Emerald is another ink with a red sheen, although it’s darker than the bright ruby color you get with some of the others. I got considerably less sheen on the Rhodia paper than I did with the Canson, where it showed up all over the extra fine dip nib writing. This would be a great ink for Christmas cards.
Robert Oster Signature Gold Antiqua
Gold Antiqua is a difficult color to describe. In the dip nib writing, it dries a yellowy or golden brown color…somewhere between honey and sepia. There’s definitely a red component to it, so it leans a little toward orange. Like Emerald, Gold Antiqua looks different on the two papers I used. The yellow definitely comes out more on the Canson than it does on the Rhodia, where it looks more brown. The Canson, I think, also brings out a wider color/tone variance from the lightest (coffee stain) to darkest (chocolatey) tones.
The smear samples show a very dramatic range of tones, and that translates into some equally dramatic shading. I think this ink would look magnificent on some nice parchment or cream-colored Tomoe River paper.
This ink doesn’t have a sheen, but it does get a very dark, almost black edging around the heavy pooling areas (as do the next three inks in this post). This edging is most apparent in the smear sample on the Canson card, but does show up occasionally in other areas. Unlike the red sheens you get with the blues and greens so far, this edging adds a very subtle pop of life to the ink.
Robert Oster Signature Jade
This is easily one of my favorite inks of the Robert Oster Signature lineup that I have, although I’m not sure “Jade” is the best name for it. It doesn’t really resemble the color of actual jade, which is darker and a lot less yellow. This color reminds me more of grass…or more specifically of grass stains.
Remember as a kid racing around the yard, falling down, and sliding on the lawn, only to get up and find large yellow-green streaks down your shirt and jeans? If you ever got such a grass stain on a white shirt, it probably resembled this ink. I hope I’m not making this sound negative, because I really love this color. It’s very unique and looks great on the page.
Jade is another color that ranges from pretty light to very dark, but it never loses its identity on the page and is always dark enough to read. The shading is out of this world, and it has that blackish edging around the wettest parts.
Robert Oster Signature Khaki
I wasn’t sure how much I was going to like this ink, but I think it’s actually pretty nice. It’s got a dusty look to it and looks somewhat vintage. I usually think of Khaki as more of a tan or light brown color, and this ink is more of a yellowish green.
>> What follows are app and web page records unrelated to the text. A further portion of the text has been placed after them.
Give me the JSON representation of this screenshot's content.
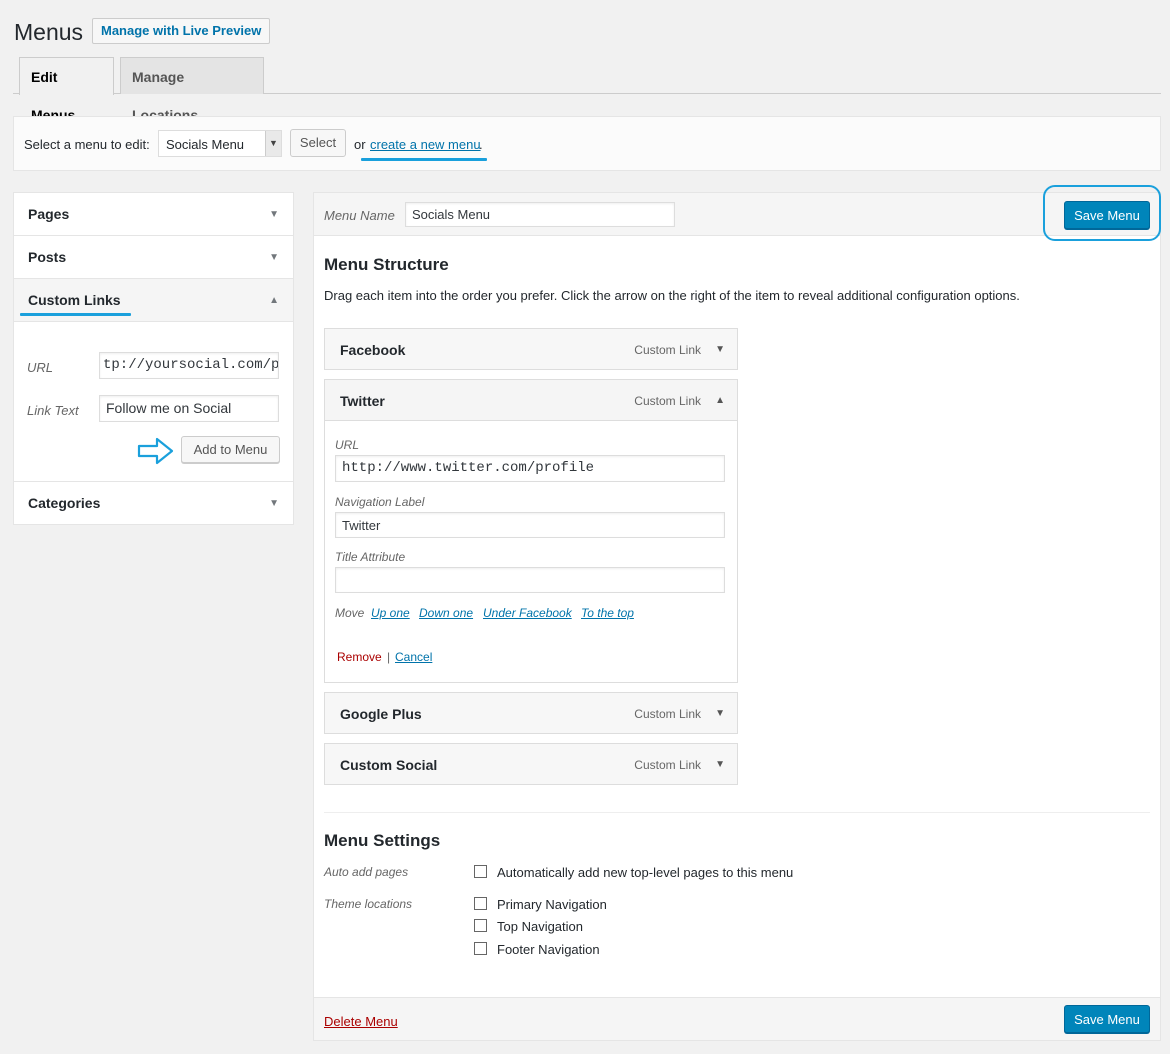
{
  "header": {
    "title": "Menus",
    "live_preview": "Manage with Live Preview"
  },
  "tabs": [
    {
      "label": "Edit Menus"
    },
    {
      "label": "Manage Locations"
    }
  ],
  "select_bar": {
    "label": "Select a menu to edit:",
    "selected": "Socials Menu",
    "select_button": "Select",
    "or": "or",
    "create_link": "create a new menu",
    "period": "."
  },
  "left": {
    "sections": [
      {
        "title": "Pages"
      },
      {
        "title": "Posts"
      },
      {
        "title": "Custom Links"
      },
      {
        "title": "Categories"
      }
    ],
    "custom_links": {
      "url_label": "URL",
      "url_value": "tp://yoursocial.com/pr",
      "text_label": "Link Text",
      "text_value": "Follow me on Social",
      "add_button": "Add to Menu"
    }
  },
  "editor": {
    "name_label": "Menu Name",
    "name_value": "Socials Menu",
    "save_label": "Save Menu",
    "structure_title": "Menu Structure",
    "structure_desc": "Drag each item into the order you prefer. Click the arrow on the right of the item to reveal additional configuration options.",
    "items": [
      {
        "title": "Facebook",
        "type": "Custom Link"
      },
      {
        "title": "Twitter",
        "type": "Custom Link"
      },
      {
        "title": "Google Plus",
        "type": "Custom Link"
      },
      {
        "title": "Custom Social",
        "type": "Custom Link"
      }
    ],
    "twitter_settings": {
      "url_label": "URL",
      "url_value": "http://www.twitter.com/profile",
      "nav_label": "Navigation Label",
      "nav_value": "Twitter",
      "title_attr_label": "Title Attribute",
      "title_attr_value": "",
      "move_label": "Move",
      "move_links": [
        "Up one",
        "Down one",
        "Under Facebook",
        "To the top"
      ],
      "remove": "Remove",
      "separator": "|",
      "cancel": "Cancel"
    },
    "settings": {
      "title": "Menu Settings",
      "auto_add_label": "Auto add pages",
      "auto_add_option": "Automatically add new top-level pages to this menu",
      "theme_label": "Theme locations",
      "locations": [
        "Primary Navigation",
        "Top Navigation",
        "Footer Navigation"
      ]
    },
    "delete_menu": "Delete Menu"
  },
  "icons": {
    "dropdown": "triangle-down",
    "collapse": "triangle-up",
    "pointer": "arrow-right-outline"
  },
  "colors": {
    "primary": "#0085ba",
    "link": "#0073aa",
    "danger": "#aa0000",
    "highlight": "#1aa0dc"
  }
}
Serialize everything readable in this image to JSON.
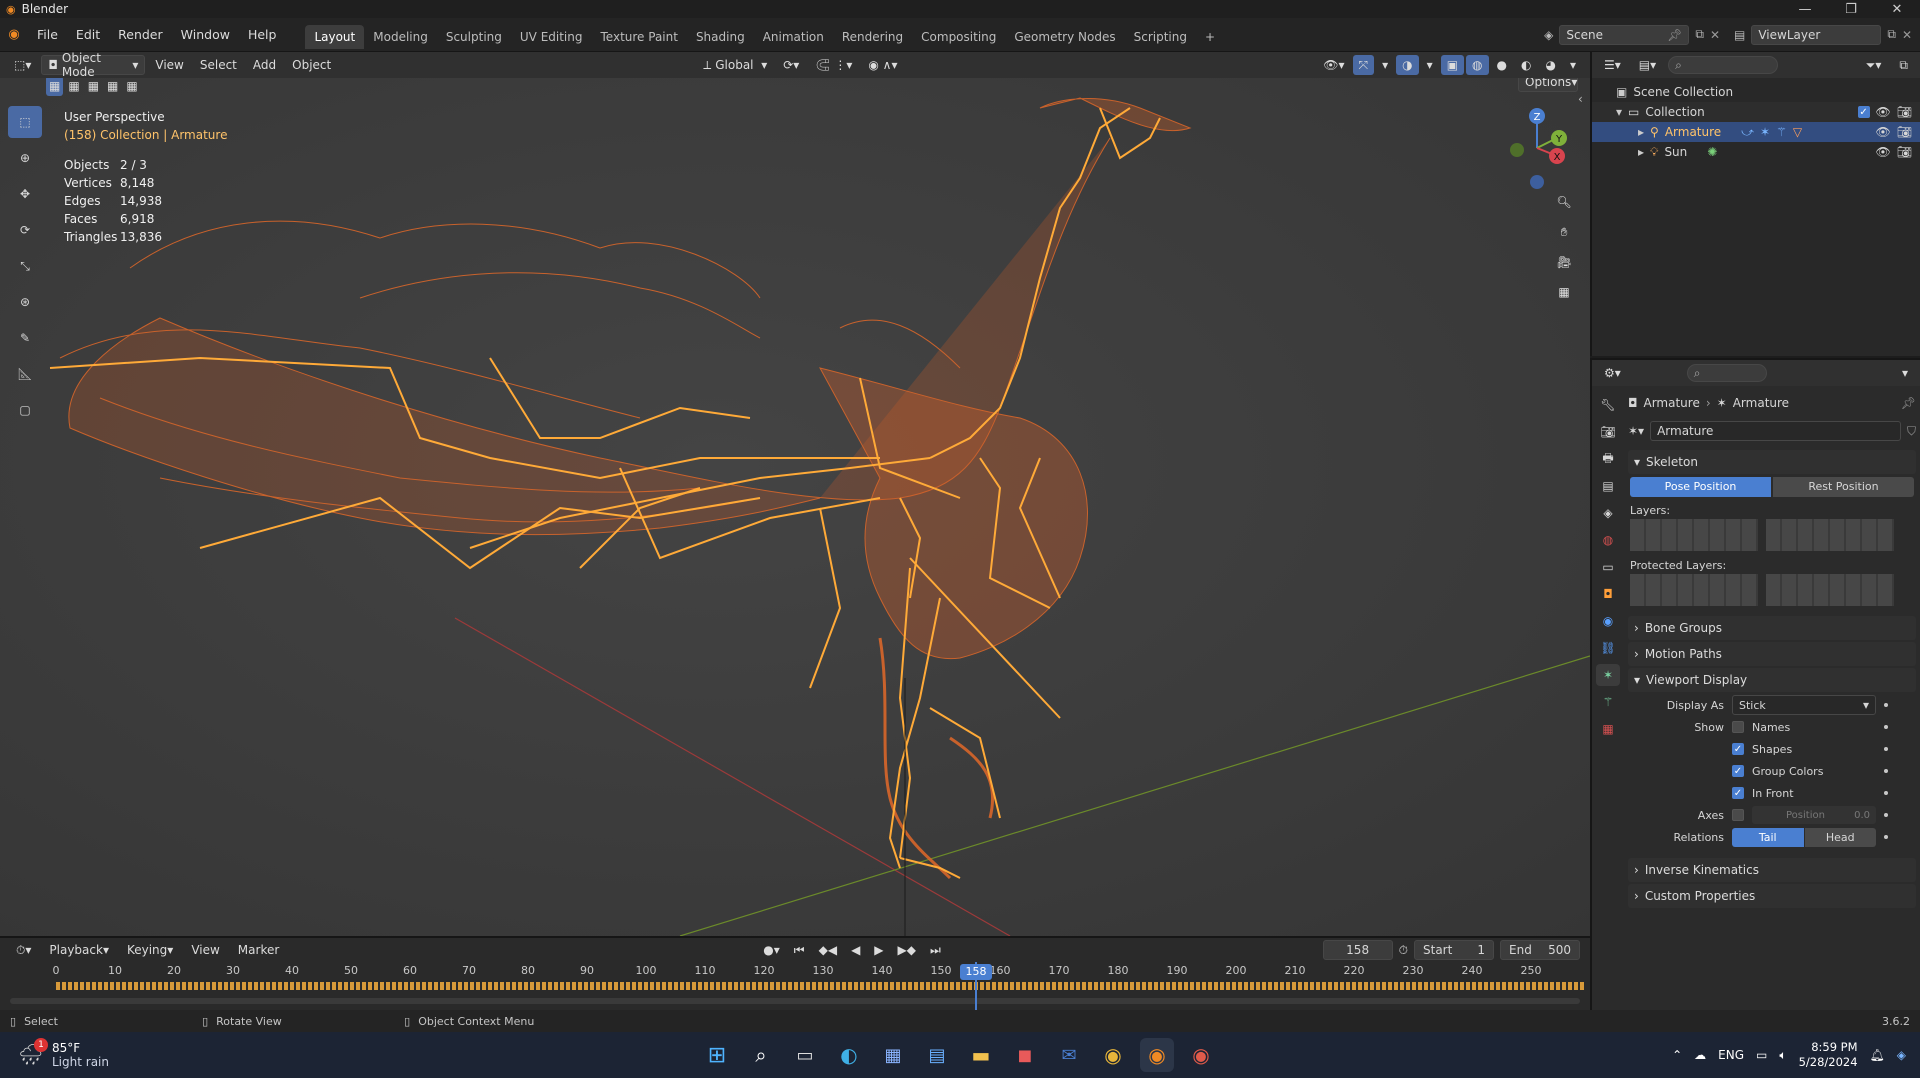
{
  "window": {
    "title": "Blender"
  },
  "menu": {
    "items": [
      "File",
      "Edit",
      "Render",
      "Window",
      "Help"
    ]
  },
  "workspaces": [
    "Layout",
    "Modeling",
    "Sculpting",
    "UV Editing",
    "Texture Paint",
    "Shading",
    "Animation",
    "Rendering",
    "Compositing",
    "Geometry Nodes",
    "Scripting"
  ],
  "scene": {
    "label": "Scene",
    "viewlayer": "ViewLayer"
  },
  "viewport_header": {
    "mode": "Object Mode",
    "view": "View",
    "select": "Select",
    "add": "Add",
    "object": "Object",
    "orientation": "Global",
    "options": "Options"
  },
  "overlay": {
    "title": "User Perspective",
    "context": "(158) Collection | Armature",
    "stats": [
      {
        "k": "Objects",
        "v": "2 / 3"
      },
      {
        "k": "Vertices",
        "v": "8,148"
      },
      {
        "k": "Edges",
        "v": "14,938"
      },
      {
        "k": "Faces",
        "v": "6,918"
      },
      {
        "k": "Triangles",
        "v": "13,836"
      }
    ]
  },
  "gizmo": {
    "z": "Z",
    "y": "Y",
    "x": "X"
  },
  "outliner": {
    "root": "Scene Collection",
    "collection": "Collection",
    "items": [
      {
        "name": "Armature",
        "selected": true
      },
      {
        "name": "Sun",
        "selected": false
      }
    ]
  },
  "properties": {
    "breadcrumb": [
      "Armature",
      "Armature"
    ],
    "data_name": "Armature",
    "skeleton": {
      "title": "Skeleton",
      "pose": "Pose Position",
      "rest": "Rest Position",
      "layers": "Layers:",
      "protected": "Protected Layers:"
    },
    "collapsed": [
      "Bone Groups",
      "Motion Paths"
    ],
    "viewport_display": {
      "title": "Viewport Display",
      "display_as_label": "Display As",
      "display_as": "Stick",
      "show_label": "Show",
      "checks": [
        {
          "label": "Names",
          "on": false
        },
        {
          "label": "Shapes",
          "on": true
        },
        {
          "label": "Group Colors",
          "on": true
        },
        {
          "label": "In Front",
          "on": true
        }
      ],
      "axes_label": "Axes",
      "axes_position_label": "Position",
      "axes_position_value": "0.0",
      "relations_label": "Relations",
      "tail": "Tail",
      "head": "Head"
    },
    "collapsed2": [
      "Inverse Kinematics",
      "Custom Properties"
    ]
  },
  "timeline": {
    "menus": [
      "Playback",
      "Keying",
      "View",
      "Marker"
    ],
    "current": "158",
    "start_label": "Start",
    "start": "1",
    "end_label": "End",
    "end": "500",
    "ticks": [
      "0",
      "10",
      "20",
      "30",
      "40",
      "50",
      "60",
      "70",
      "80",
      "90",
      "100",
      "110",
      "120",
      "130",
      "140",
      "150",
      "160",
      "170",
      "180",
      "190",
      "200",
      "210",
      "220",
      "230",
      "240",
      "250"
    ],
    "playhead": "158"
  },
  "status": {
    "select": "Select",
    "rotate": "Rotate View",
    "context": "Object Context Menu",
    "version": "3.6.2"
  },
  "taskbar": {
    "temp": "85°F",
    "weather": "Light rain",
    "badge": "1",
    "lang": "ENG",
    "time": "8:59 PM",
    "date": "5/28/2024"
  },
  "colors": {
    "accent": "#4a7fd1",
    "wire": "#e0722c",
    "bone": "#ffb040",
    "selected_text": "#ffc36a"
  }
}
I’d put it somewhere between army green and olive green.
Khaki dries more yellow on the Canson paper than it does on the Rhodia, and I think I like the way it presents on Rhodia better. In the swab and smear, it shows up as a nice, muted army green, but with the dip nibs, it dries closer to brown.
Khaki is another nice shader that can produce a wide range of color depth, and it also has that wonderful blackish edging.
Robert Oster Signature Moss Green
The parts of my samples written with the extra fine dip nib came out very dark…I’d be tempted to call it a green-black, but it’s plenty green enough, so maybe calling it a muted forest green would be closer.
It’s another phenomenal shading ink that ranges from very light to very dark green. And just as the last three inks, Moss Green has that almost-black edging around the wettest parts…although this edging looks almost dark purple at the right angle. It’s very subtle and you have to look for it, but it doesn’t get in the way of enjoying the base green color.
I continue to be wicked impressed with the Robert Oster Signature inks. Where the first set seemed to focus on blues, this set seems to collect all the earthy—dare I say “antique-looking”—colors that I have. The next set gets bright and bold!
So far, these inks all have interesting and unique colors, they all seem well behaved, and there is enough of a variety of shading and sheening qualities to provide anyone with a handful of inks they’ll love. Be on the lookout for the third set in this series…there are some real beauties coming up!